* [Activity]: The expected result is an exact restatement of the data, free of pictures.

....

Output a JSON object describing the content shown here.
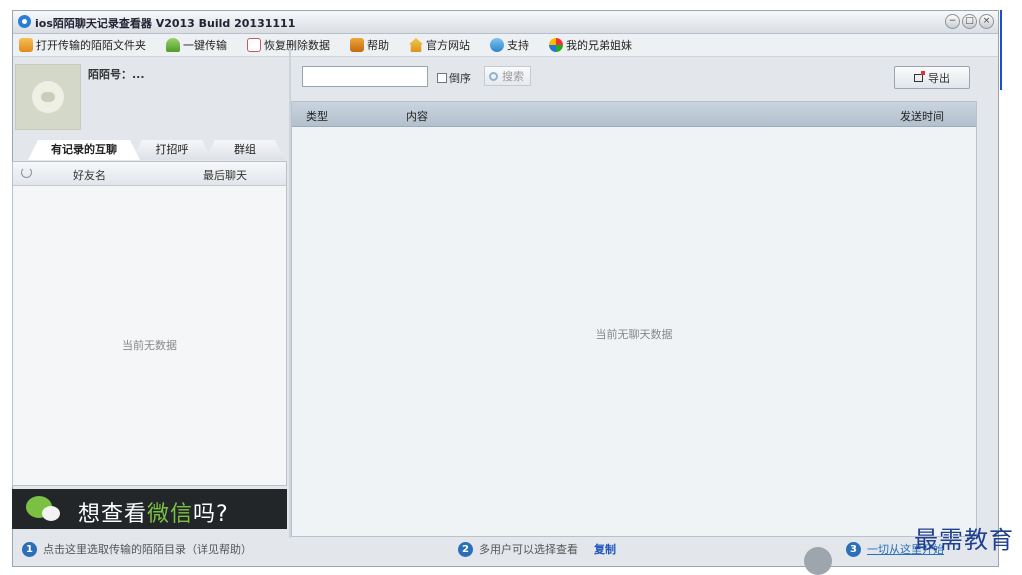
{
  "window": {
    "title": "ios陌陌聊天记录查看器 V2013 Build 20131111",
    "controls": [
      "−",
      "□",
      "×"
    ]
  },
  "menu": {
    "items": [
      {
        "label": "打开传输的陌陌文件夹",
        "icon": "folder-icon"
      },
      {
        "label": "一键传输",
        "icon": "transfer-icon"
      },
      {
        "label": "恢复删除数据",
        "icon": "restore-icon"
      },
      {
        "label": "帮助",
        "icon": "help-book-icon"
      },
      {
        "label": "官方网站",
        "icon": "home-icon"
      },
      {
        "label": "支持",
        "icon": "support-icon"
      },
      {
        "label": "我的兄弟姐妹",
        "icon": "colorful-ball-icon"
      }
    ]
  },
  "profile": {
    "id_label": "陌陌号：..."
  },
  "tabs": [
    {
      "label": "有记录的互聊",
      "active": true
    },
    {
      "label": "打招呼",
      "active": false
    },
    {
      "label": "群组",
      "active": false
    }
  ],
  "friend_list": {
    "columns": [
      "好友名",
      "最后聊天"
    ],
    "empty_text": "当前无数据"
  },
  "banner": {
    "text_prefix": "想查看",
    "text_highlight": "微信",
    "text_suffix": "吗?"
  },
  "toolbar": {
    "search_value": "",
    "reverse_label": "倒序",
    "search_label": "搜索",
    "export_label": "导出"
  },
  "chat_table": {
    "columns": [
      "类型",
      "内容",
      "发送时间"
    ],
    "empty_text": "当前无聊天数据"
  },
  "status": {
    "step1": {
      "num": "1",
      "text": "点击这里选取传输的陌陌目录（详见帮助）"
    },
    "step2": {
      "num": "2",
      "text": "多用户可以选择查看",
      "link": "复制"
    },
    "step3": {
      "num": "3",
      "text": "一切从这里开始"
    }
  },
  "watermark": "最需教育",
  "colors": {
    "accent_blue": "#2a6fb8",
    "wechat_green": "#7bc043",
    "banner_bg": "#222629"
  }
}
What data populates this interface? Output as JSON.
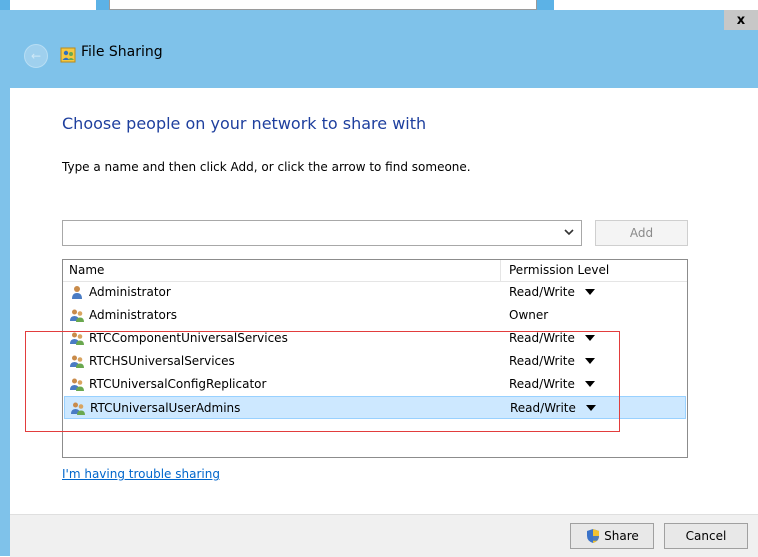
{
  "window": {
    "title": "File Sharing",
    "close_glyph": "x"
  },
  "main": {
    "heading": "Choose people on your network to share with",
    "instruction": "Type a name and then click Add, or click the arrow to find someone.",
    "name_input": {
      "value": "",
      "placeholder": ""
    },
    "add_label": "Add",
    "columns": {
      "name": "Name",
      "permission": "Permission Level"
    },
    "entries": [
      {
        "name": "Administrator",
        "permission": "Read/Write",
        "icon": "user-icon",
        "has_dropdown": true,
        "selected": false
      },
      {
        "name": "Administrators",
        "permission": "Owner",
        "icon": "group-icon",
        "has_dropdown": false,
        "selected": false
      },
      {
        "name": "RTCComponentUniversalServices",
        "permission": "Read/Write",
        "icon": "group-icon",
        "has_dropdown": true,
        "selected": false
      },
      {
        "name": "RTCHSUniversalServices",
        "permission": "Read/Write",
        "icon": "group-icon",
        "has_dropdown": true,
        "selected": false
      },
      {
        "name": "RTCUniversalConfigReplicator",
        "permission": "Read/Write",
        "icon": "group-icon",
        "has_dropdown": true,
        "selected": false
      },
      {
        "name": "RTCUniversalUserAdmins",
        "permission": "Read/Write",
        "icon": "group-icon",
        "has_dropdown": true,
        "selected": true
      }
    ],
    "help_link": "I'm having trouble sharing"
  },
  "footer": {
    "share_label": "Share",
    "cancel_label": "Cancel"
  },
  "colors": {
    "chrome": "#7fc2ea",
    "heading": "#1e3f9e",
    "link": "#0066cc",
    "selection": "#cde8ff",
    "annotation": "#e23d3d"
  }
}
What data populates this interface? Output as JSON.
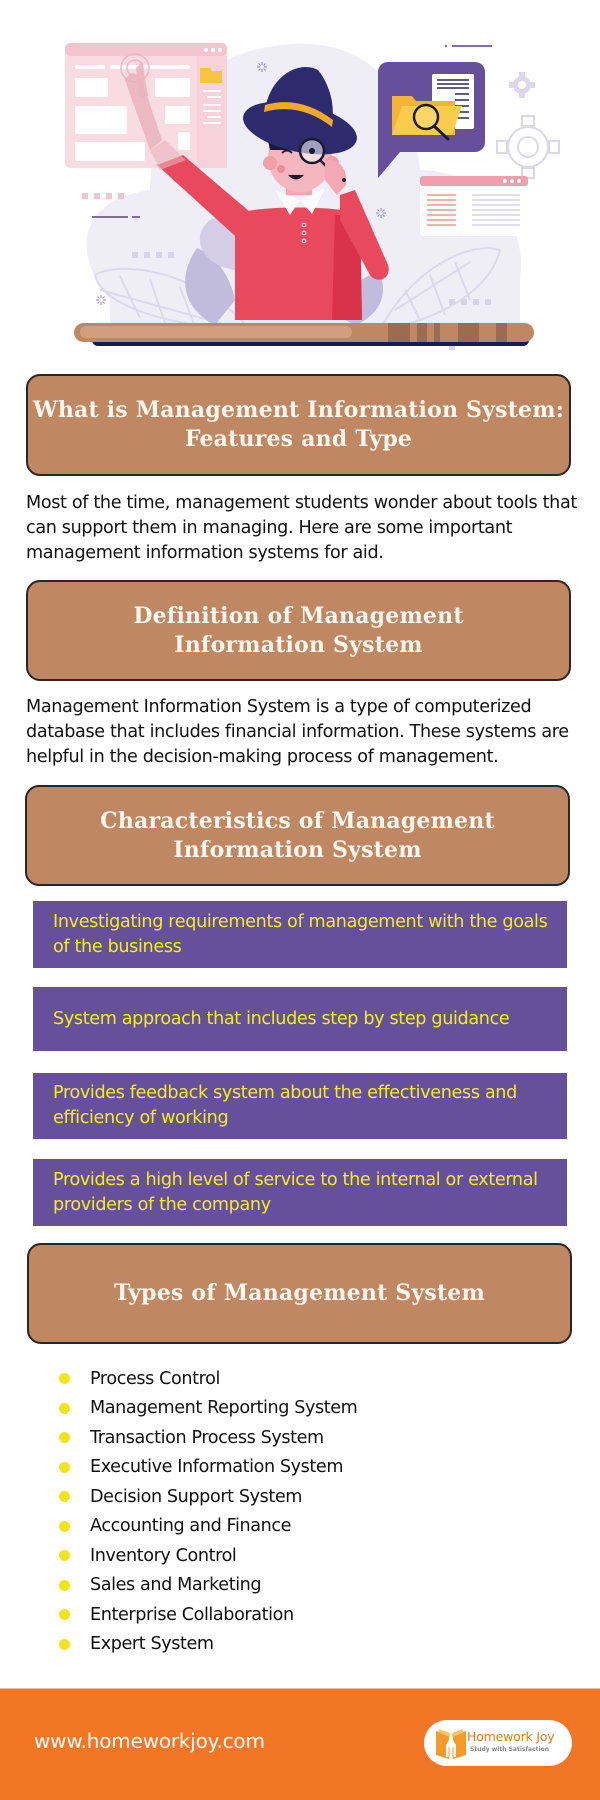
{
  "hero": {
    "illustration": "man-with-hat-and-magnifying-glass-pointing-at-screens",
    "icons": [
      "browser-window-icon",
      "folder-icon",
      "magnifying-glass-icon",
      "speech-bubble-icon",
      "gear-icon",
      "document-icon"
    ]
  },
  "sections": {
    "intro": {
      "title": "What is Management Information System: Features and Type",
      "title_lines": [
        "What is Management Information System:",
        "Features and Type"
      ],
      "body": "Most of the time, management students wonder about tools that can support them in managing. Here are some important management information systems for aid."
    },
    "definition": {
      "title_lines": [
        "Definition of Management",
        "Information System"
      ],
      "body": "Management Information System is a type of computerized database that includes financial information. These systems are helpful in the decision-making process of management."
    },
    "characteristics": {
      "title_lines": [
        "Characteristics of Management",
        "Information System"
      ],
      "items": [
        "Investigating requirements of management with the goals of the business",
        "System approach that includes step by step guidance",
        "Provides feedback system about the effectiveness and efficiency of working",
        "Provides a high level of service to the internal or external providers of the company"
      ]
    },
    "types": {
      "title": "Types of Management System",
      "items": [
        "Process Control",
        "Management Reporting System",
        "Transaction Process System",
        "Executive Information System",
        "Decision Support System",
        "Accounting and Finance",
        "Inventory Control",
        "Sales and Marketing",
        "Enterprise Collaboration",
        "Expert System"
      ]
    }
  },
  "footer": {
    "url": "www.homeworkjoy.com",
    "logo": {
      "name": "Homework Joy",
      "tagline": "Study with Satisfaction",
      "icon": "open-book-icon"
    }
  },
  "colors": {
    "title_box": "#c08763",
    "title_border": "#2a2624",
    "characteristic_box": "#66509c",
    "characteristic_text": "#f4ee1e",
    "bullet": "#f1e41a",
    "footer": "#f37627"
  }
}
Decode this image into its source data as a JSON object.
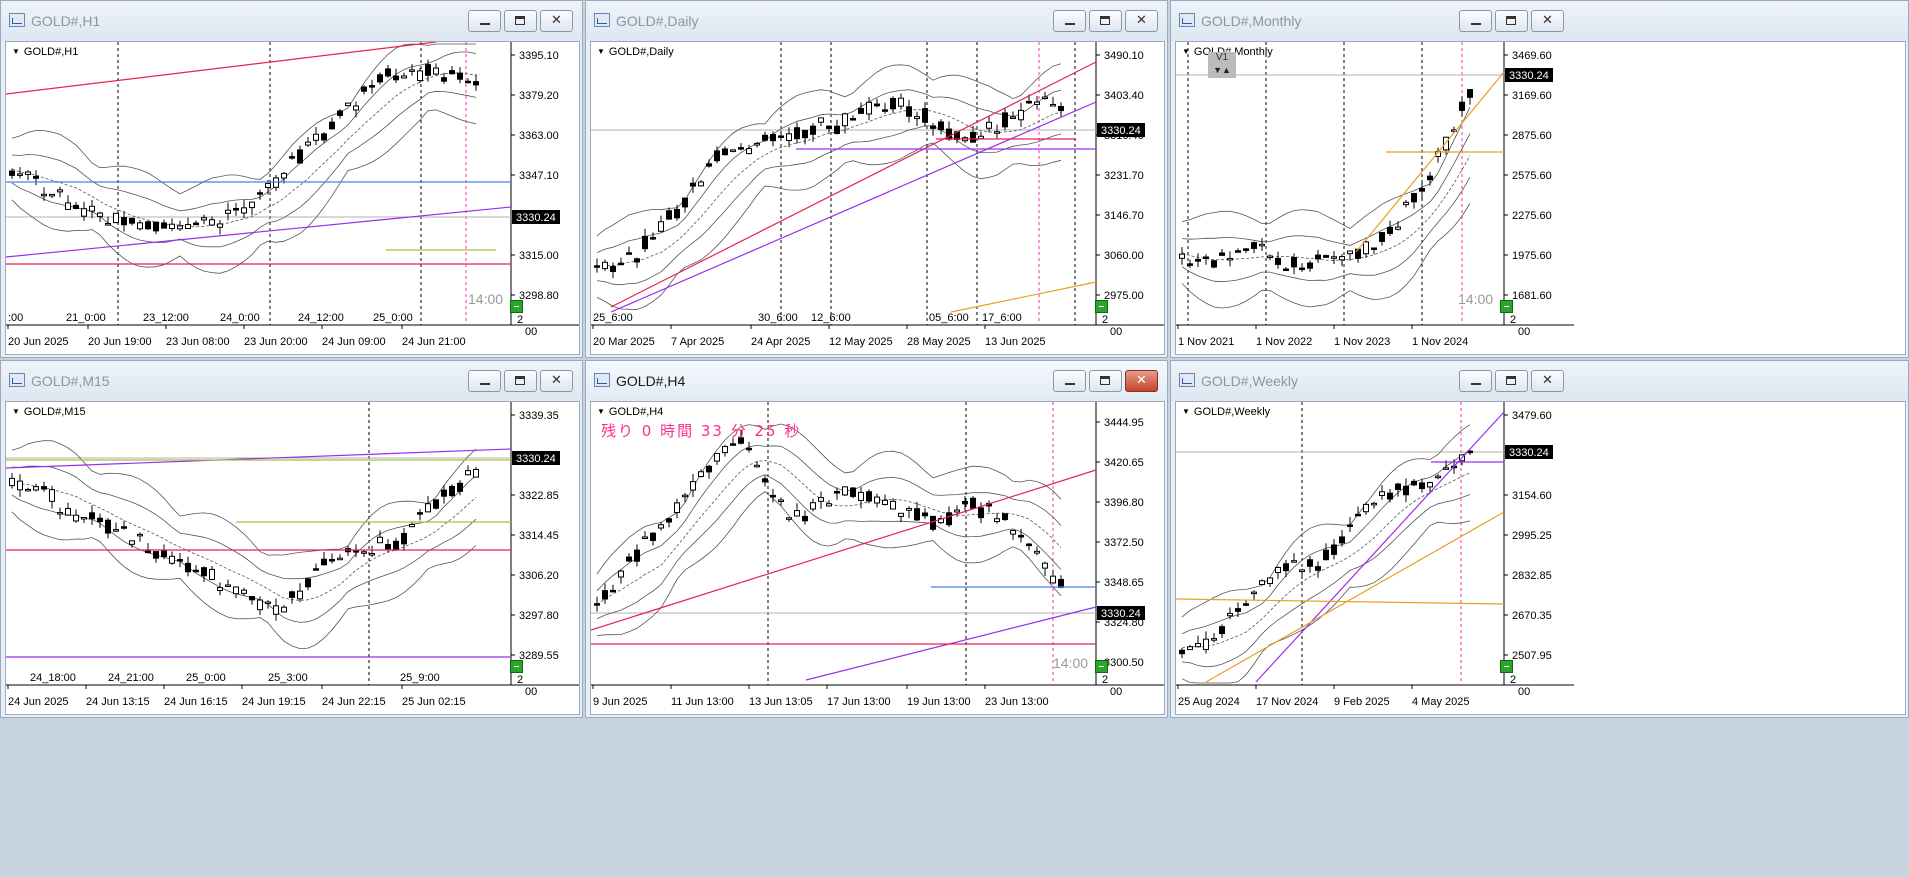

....

* [Your response]:
Output a JSON object describing the content shown here.
{
  "window": {
    "title": "ios陌陌聊天记录查看器 V2013 Build 20131111",
    "controls": [
      "−",
      "□",
      "×"
    ]
  },
  "menu": {
    "items": [
      {
        "label": "打开传输的陌陌文件夹",
        "icon": "folder-icon"
      },
      {
        "label": "一键传输",
        "icon": "transfer-icon"
      },
      {
        "label": "恢复删除数据",
        "icon": "restore-icon"
      },
      {
        "label": "帮助",
        "icon": "help-book-icon"
      },
      {
        "label": "官方网站",
        "icon": "home-icon"
      },
      {
        "label": "支持",
        "icon": "support-icon"
      },
      {
        "label": "我的兄弟姐妹",
        "icon": "colorful-ball-icon"
      }
    ]
  },
  "profile": {
    "id_label": "陌陌号：..."
  },
  "tabs": [
    {
      "label": "有记录的互聊",
      "active": true
    },
    {
      "label": "打招呼",
      "active": false
    },
    {
      "label": "群组",
      "active": false
    }
  ],
  "friend_list": {
    "columns": [
      "好友名",
      "最后聊天"
    ],
    "empty_text": "当前无数据"
  },
  "banner": {
    "text_prefix": "想查看",
    "text_highlight": "微信",
    "text_suffix": "吗?"
  },
  "toolbar": {
    "search_value": "",
    "reverse_label": "倒序",
    "search_label": "搜索",
    "export_label": "导出"
  },
  "chat_table": {
    "columns": [
      "类型",
      "内容",
      "发送时间"
    ],
    "empty_text": "当前无聊天数据"
  },
  "status": {
    "step1": {
      "num": "1",
      "text": "点击这里选取传输的陌陌目录（详见帮助）"
    },
    "step2": {
      "num": "2",
      "text": "多用户可以选择查看",
      "link": "复制"
    },
    "step3": {
      "num": "3",
      "text": "一切从这里开始"
    }
  },
  "watermark": "最需教育",
  "colors": {
    "accent_blue": "#2a6fb8",
    "wechat_green": "#7bc043",
    "banner_bg": "#222629"
  }
}
What data populates this interface? Output as JSON.
{
  "window": {
    "title": "File Sharing",
    "close_glyph": "x"
  },
  "main": {
    "heading": "Choose people on your network to share with",
    "instruction": "Type a name and then click Add, or click the arrow to find someone.",
    "name_input": {
      "value": "",
      "placeholder": ""
    },
    "add_label": "Add",
    "columns": {
      "name": "Name",
      "permission": "Permission Level"
    },
    "entries": [
      {
        "name": "Administrator",
        "permission": "Read/Write",
        "icon": "user-icon",
        "has_dropdown": true,
        "selected": false
      },
      {
        "name": "Administrators",
        "permission": "Owner",
        "icon": "group-icon",
        "has_dropdown": false,
        "selected": false
      },
      {
        "name": "RTCComponentUniversalServices",
        "permission": "Read/Write",
        "icon": "group-icon",
        "has_dropdown": true,
        "selected": false
      },
      {
        "name": "RTCHSUniversalServices",
        "permission": "Read/Write",
        "icon": "group-icon",
        "has_dropdown": true,
        "selected": false
      },
      {
        "name": "RTCUniversalConfigReplicator",
        "permission": "Read/Write",
        "icon": "group-icon",
        "has_dropdown": true,
        "selected": false
      },
      {
        "name": "RTCUniversalUserAdmins",
        "permission": "Read/Write",
        "icon": "group-icon",
        "has_dropdown": true,
        "selected": true
      }
    ],
    "help_link": "I'm having trouble sharing"
  },
  "footer": {
    "share_label": "Share",
    "cancel_label": "Cancel"
  },
  "colors": {
    "chrome": "#7fc2ea",
    "heading": "#1e3f9e",
    "link": "#0066cc",
    "selection": "#cde8ff",
    "annotation": "#e23d3d"
  }
}
What data populates this interface? Output as JSON.
{
  "hero": {
    "illustration": "man-with-hat-and-magnifying-glass-pointing-at-screens",
    "icons": [
      "browser-window-icon",
      "folder-icon",
      "magnifying-glass-icon",
      "speech-bubble-icon",
      "gear-icon",
      "document-icon"
    ]
  },
  "sections": {
    "intro": {
      "title": "What is Management Information System: Features and Type",
      "title_lines": [
        "What is Management Information System:",
        "Features and Type"
      ],
      "body": "Most of the time, management students wonder about tools that can support them in managing. Here are some important management information systems for aid."
    },
    "definition": {
      "title_lines": [
        "Definition of Management",
        "Information System"
      ],
      "body": "Management Information System is a type of computerized database that includes financial information. These systems are helpful in the decision-making process of management."
    },
    "characteristics": {
      "title_lines": [
        "Characteristics of Management",
        "Information System"
      ],
      "items": [
        "Investigating requirements of management with the goals of the business",
        "System approach that includes step by step guidance",
        "Provides feedback system about the effectiveness and efficiency of working",
        "Provides a high level of service to the internal or external providers of the company"
      ]
    },
    "types": {
      "title": "Types of Management System",
      "items": [
        "Process Control",
        "Management Reporting System",
        "Transaction Process System",
        "Executive Information System",
        "Decision Support System",
        "Accounting and Finance",
        "Inventory Control",
        "Sales and Marketing",
        "Enterprise Collaboration",
        "Expert System"
      ]
    }
  },
  "footer": {
    "url": "www.homeworkjoy.com",
    "logo": {
      "name": "Homework Joy",
      "tagline": "Study with Satisfaction",
      "icon": "open-book-icon"
    }
  },
  "colors": {
    "title_box": "#c08763",
    "title_border": "#2a2624",
    "characteristic_box": "#66509c",
    "characteristic_text": "#f4ee1e",
    "bullet": "#f1e41a",
    "footer": "#f37627"
  }
}
Decode this image into its source data as a JSON object.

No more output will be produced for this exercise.